On Election Day, Americans proudly wear the red, white, and blue “I voted!” sticker as a badge of honor.
Voting on Election Day is important, but is it the most important voting we participate in?
We put so much emphasis on Election Day, but the vital acts of voting we commit every day are never discussed.
You vote when you shop at the grocery store, pump gas at the gas station, pay your rent, purchase a new washing machine, or buy a latte.
You are voting with your feet (and your wallet) and sending important messages about your preferences to the people trying to give you what you want.
The Benefits of Voting with Your Feet (and Your Wallet)
This is different than political voting for two reasons.
We are not afforded the luxury of voting with precision when we step into the voting booth. We vote for a person we think believes what we do on (we hope) more issues than not. Then we hope he or she wins.
We are also less able to hold winners accountable. If your candidate doesn’t win, you are out of luck until next election season. If they do win, you hope they keep their promises. If they don’t, what can you do?
You could send an angry letter that will be read by a staff intern and filed away to gather dust. Slightly more effective are making angry phone calls or posting to social media. But these aren’t good accountability mechanisms. They rarely result in changed behavior.
The voting that takes place in economic exchange operates with more precision and transparency.
Why? When you purchase a latte at Starbucks, you are buying one thing. A house is a more complex product than a latte, but the principle still stands.

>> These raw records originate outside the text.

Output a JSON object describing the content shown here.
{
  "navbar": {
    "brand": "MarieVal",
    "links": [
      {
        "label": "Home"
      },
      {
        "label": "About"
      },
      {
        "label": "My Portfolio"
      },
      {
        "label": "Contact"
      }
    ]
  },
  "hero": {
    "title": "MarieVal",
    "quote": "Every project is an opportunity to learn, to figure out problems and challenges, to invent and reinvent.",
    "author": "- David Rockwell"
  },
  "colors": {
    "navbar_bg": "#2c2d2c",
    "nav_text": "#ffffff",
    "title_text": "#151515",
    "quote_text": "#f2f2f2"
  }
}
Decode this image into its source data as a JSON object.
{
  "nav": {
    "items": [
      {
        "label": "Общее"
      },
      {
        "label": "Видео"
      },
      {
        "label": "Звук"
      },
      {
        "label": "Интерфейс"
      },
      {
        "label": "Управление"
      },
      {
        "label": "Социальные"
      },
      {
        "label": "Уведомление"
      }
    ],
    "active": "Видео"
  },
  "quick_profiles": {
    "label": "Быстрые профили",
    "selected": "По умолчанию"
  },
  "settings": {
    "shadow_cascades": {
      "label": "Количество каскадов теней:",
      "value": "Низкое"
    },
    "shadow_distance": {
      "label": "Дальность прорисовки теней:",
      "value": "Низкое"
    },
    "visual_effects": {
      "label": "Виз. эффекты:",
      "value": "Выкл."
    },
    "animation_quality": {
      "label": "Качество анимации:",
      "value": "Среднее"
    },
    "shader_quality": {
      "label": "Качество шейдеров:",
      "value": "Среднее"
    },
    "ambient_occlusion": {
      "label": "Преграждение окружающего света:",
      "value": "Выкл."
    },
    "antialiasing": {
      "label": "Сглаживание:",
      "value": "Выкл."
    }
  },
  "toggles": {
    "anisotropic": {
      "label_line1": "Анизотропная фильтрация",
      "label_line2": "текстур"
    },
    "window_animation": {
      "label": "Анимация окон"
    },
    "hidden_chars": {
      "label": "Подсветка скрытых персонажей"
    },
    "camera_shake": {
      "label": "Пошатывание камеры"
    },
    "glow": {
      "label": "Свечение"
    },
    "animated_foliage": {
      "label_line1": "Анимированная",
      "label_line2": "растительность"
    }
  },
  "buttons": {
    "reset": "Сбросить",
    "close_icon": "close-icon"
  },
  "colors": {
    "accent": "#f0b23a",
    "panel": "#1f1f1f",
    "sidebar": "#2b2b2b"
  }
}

You know what you want and have good reason to believe you will receive it. If you don’t get what you want, you have several methods to hold the seller accountable.
This time, when you write your angry letter or make your angry phone call or post your furious Facebook message, you get the changed behavior you want. Your actions are effective because Starbucks wants you to keep buying lattes and to bring your friends with you to buy lattes, too. Companies want you to keep voting for them with your money.
The minute Starbucks lets you down, you can leave. And you can leave because you have several available alternatives.
The Most Important Voting
The private voting you do through economic exchange is possibly the most important voting you can do. It brings about change. It expresses your values. It serves the public good in awe-inspiring ways.
Think about it. You can run to the grocery store and choose from a variety of fresh fruits and vegetables. In the middle of winter. When you couldn’t grow these things on your own to save your life.
These purchases bring about peaceful cooperation. You are cooperating with the farmers and truck drivers and grocery store managers, none of whom you know. They serve you with produce and you reward them by paying for it.
This process provides choices. It also tends to lower prices. Ergo, the voting taking place in economic exchange brings peace and prosperity.
You and I need political and legal institutions to support these exchanges. In this sense, our political voting does matter. We need leaders who will work for flourishing, and we must hold them accountable however we can, because the more voting we do in the course of economic exchange, the better off everyone will be.